Sophus A. Reinert Harvard University Press, 2011 Library of Congress HB83.R45 2011 | Dewey Decimal 330.1094
Historians have traditionally turned to free trade and laissez faire to explain the development of political economy during the Enlightenment. Reinert argues that economic emulation was the prism through which philosophers, ministers, reformers, and merchants thought about imperialism, economics, industry, and reform in the early modern period.
In recent years, Richard Kearney has emerged as a leading figure in the field of continental philosophy, widely recognized for his work in the areas of philosophical and religious hermeneutics, theory and practice of the imagination, and political thought. This much-anticipated--and long overdue--study is the first to reflect the full range and impact of Kearney's extensive contributions to contemporary philosophy.

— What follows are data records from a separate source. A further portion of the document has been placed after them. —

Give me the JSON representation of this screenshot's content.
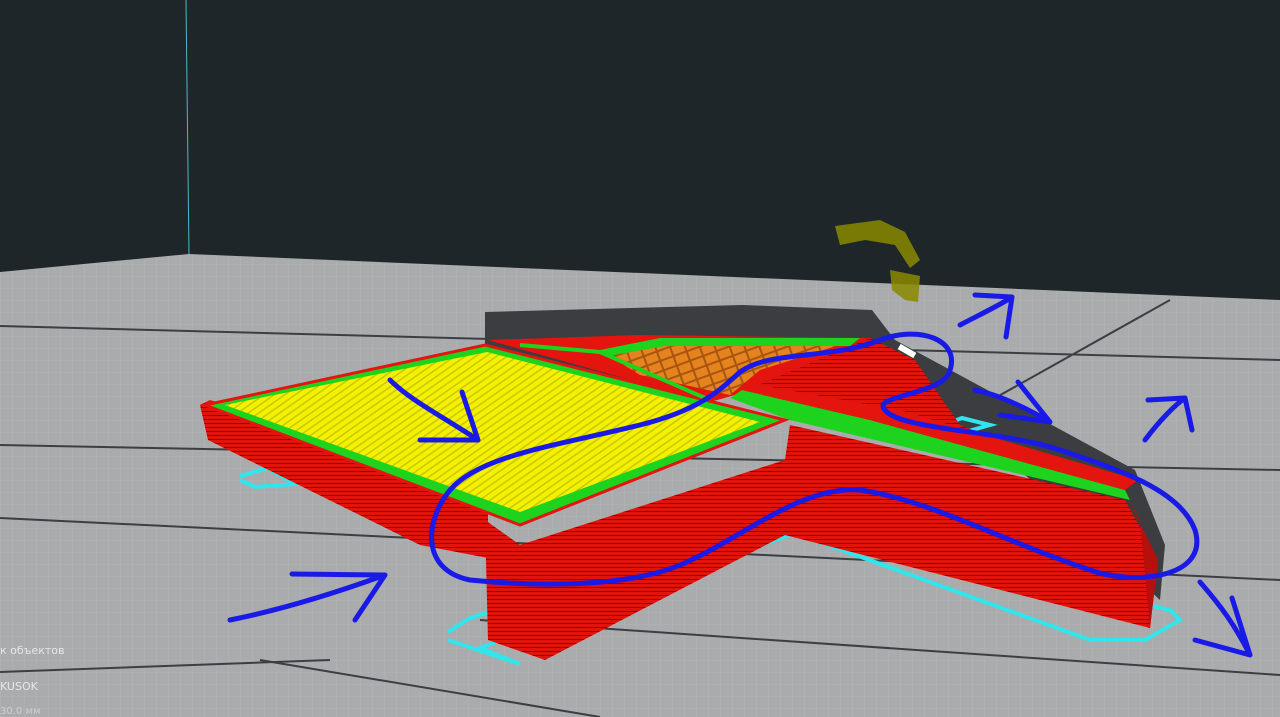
{
  "colors": {
    "background": "#1f262a",
    "build_plate": "#a9abad",
    "plate_grid_line": "#3a3d40",
    "wall_outer": "#e4140f",
    "top_surface": "#f3f000",
    "skin_perimeter": "#1ed31e",
    "infill": "#e5841f",
    "skirt": "#2fe6ec",
    "annotation": "#1a1ae6",
    "nozzle_shadow": "#8a8a00"
  },
  "panel": {
    "objects_label": "к объектов",
    "object_name": "KUSOK",
    "object_size": "30.0 мм"
  }
}
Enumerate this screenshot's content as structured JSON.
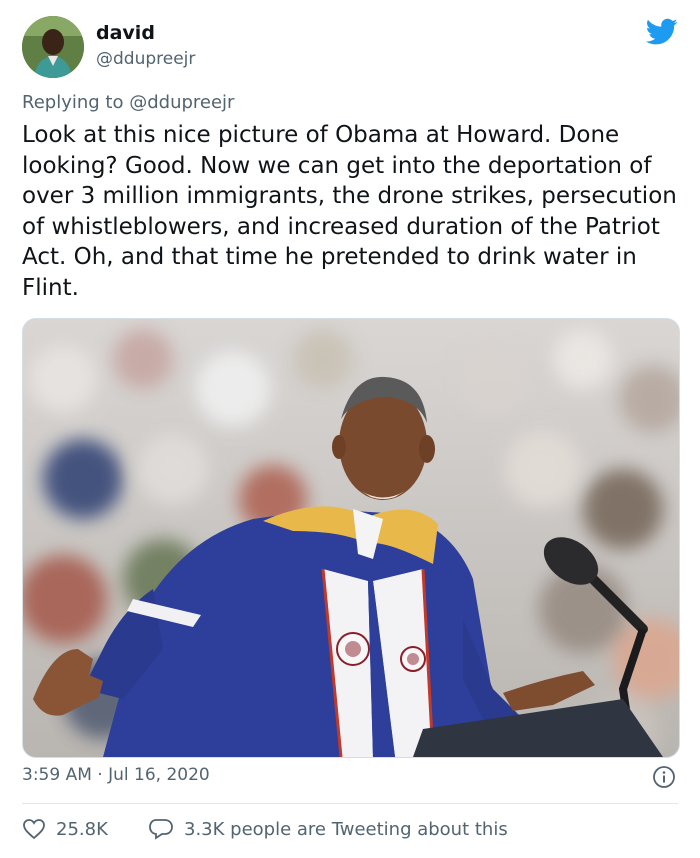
{
  "author": {
    "name": "david",
    "handle": "@ddupreejr",
    "avatar_icon": "user-avatar"
  },
  "platform_icon": "twitter-bird-icon",
  "brand_color": "#1d9bf0",
  "reply": {
    "prefix": "Replying to",
    "mention": "@ddupreejr"
  },
  "tweet_text": "Look at this nice picture of Obama at Howard. Done looking? Good. Now we can get into the deportation of over 3 million immigrants, the drone strikes, persecution of whistleblowers, and increased duration of the Patriot Act. Oh, and that time he pretended to drink water in Flint.",
  "media": {
    "icon": "tweet-photo"
  },
  "timestamp": "3:59 AM · Jul 16, 2020",
  "stats": {
    "likes": "25.8K",
    "conversation": "3.3K people are Tweeting about this"
  }
}
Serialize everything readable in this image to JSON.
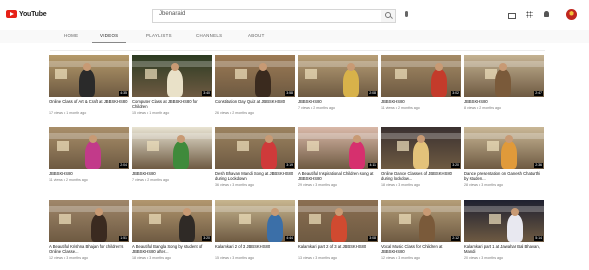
{
  "header": {
    "logo_text": "YouTube",
    "search_value": "Jbenaraid"
  },
  "tabs": [
    {
      "label": "HOME"
    },
    {
      "label": "VIDEOS"
    },
    {
      "label": "PLAYLISTS"
    },
    {
      "label": "CHANNELS"
    },
    {
      "label": "ABOUT"
    }
  ],
  "videos": [
    {
      "title": "Online Class of Art & Craft at JBBSKHS80",
      "meta": "17 views • 1 month ago",
      "duration": "4:35",
      "bg": "#b59a6b",
      "accent": "#2a2a2a"
    },
    {
      "title": "Computer Class at JBBSKHS80 for Children",
      "meta": "15 views • 1 month ago",
      "duration": "3:40",
      "bg": "#2c3b22",
      "accent": "#e9e1c8"
    },
    {
      "title": "Constitution Day Quiz at JBBSKHS80",
      "meta": "26 views • 2 months ago",
      "duration": "3:58",
      "bg": "#9d7b55",
      "accent": "#3a2a1e"
    },
    {
      "title": "JBBSKHS80",
      "meta": "7 views • 2 months ago",
      "duration": "2:08",
      "bg": "#b89f77",
      "accent": "#d8b24a"
    },
    {
      "title": "JBBSKHS80",
      "meta": "11 views • 2 months ago",
      "duration": "3:02",
      "bg": "#a58b66",
      "accent": "#c43b2b"
    },
    {
      "title": "JBBSKHS80",
      "meta": "8 views • 2 months ago",
      "duration": "2:47",
      "bg": "#c4b292",
      "accent": "#7a5a3a"
    },
    {
      "title": "JBBSKHS80",
      "meta": "11 views • 2 months ago",
      "duration": "2:04",
      "bg": "#a98f6a",
      "accent": "#c23a8a"
    },
    {
      "title": "JBBSKHS80",
      "meta": "7 views • 2 months ago",
      "duration": "",
      "bg": "#e8e3d2",
      "accent": "#3f8a3b"
    },
    {
      "title": "Desh Bhavan Mandi Song at JBBSKHS80 during Lockdown",
      "meta": "36 views • 3 months ago",
      "duration": "3:19",
      "bg": "#9c8360",
      "accent": "#cf3a3a"
    },
    {
      "title": "A Beautiful Inspirational Children song at JBBSKHS80",
      "meta": "29 views • 3 months ago",
      "duration": "4:11",
      "bg": "#d9b8a8",
      "accent": "#d6306e"
    },
    {
      "title": "Online Dance Classes of JBBSKHS80 during lockdow...",
      "meta": "18 views • 3 months ago",
      "duration": "3:20",
      "bg": "#3a3030",
      "accent": "#e3c27a"
    },
    {
      "title": "Dance presentation on Ganesh Chaturthi by studen...",
      "meta": "28 views • 3 months ago",
      "duration": "2:36",
      "bg": "#c9b796",
      "accent": "#e09a3a"
    },
    {
      "title": "A Beautiful Krishna Bhajan for children's Online Classe...",
      "meta": "12 views • 3 months ago",
      "duration": "1:51",
      "bg": "#a0876a",
      "accent": "#3a2a20"
    },
    {
      "title": "A Beautiful Bangla Song by student of JBBSKHS80 after...",
      "meta": "18 views • 3 months ago",
      "duration": "3:20",
      "bg": "#b2976f",
      "accent": "#2f2a26"
    },
    {
      "title": "Kalamkari 2 of 3 JBBSKHS80",
      "meta": "15 views • 3 months ago",
      "duration": "4:44",
      "bg": "#c7b58f",
      "accent": "#3b6fa8"
    },
    {
      "title": "Kalamkari part 2 of 3 at JBBSKHS80",
      "meta": "13 views • 3 months ago",
      "duration": "3:08",
      "bg": "#8b6f52",
      "accent": "#d04a30"
    },
    {
      "title": "Vocal Music Class for Children at JBBSKHS80",
      "meta": "12 views • 3 months ago",
      "duration": "2:12",
      "bg": "#b59e78",
      "accent": "#7a5a3a"
    },
    {
      "title": "Kalamkari part 1 at Jawahar Bal Bhavan, Mandi",
      "meta": "20 views • 3 months ago",
      "duration": "5:14",
      "bg": "#1e2030",
      "accent": "#e8e8f0"
    }
  ]
}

The book opens with Kearney's own "prelude" in which he traces his intellectual itinerary as it traverses the three imaginaries explored in the volume: the dialogical, the political, and the narrative. The interviews that follow the first section allow readers to listen in on conversations between Kearney and some of the most interesting and respected thinkers of our time--Noam Chomsky, Charles Taylor, Jacques Derrida, Paul Ricouer, and Martha Nussbaum--as they reveal new and unexpected aspects of their thought on stories and mourning, ethics and narrative, terror and religion, intellectuals and ideology. The next section, on the political imaginary, looks at Kearney's distinctive contribution to the political situation in Ireland and in Europe more generally; and in the last, on narrative, writers including David Wood, Terry Eagleton, and Mark Dooley focus on Kearney's novels as instances of narrative theory put into literary practice. Concluding with Kearney's postscript, an essay on "Traversals and Epiphanies in Joyce and Proust," the volume comes full circle, encompassing the full extent of Richard Kearney's engagement and offerings as a philosopher,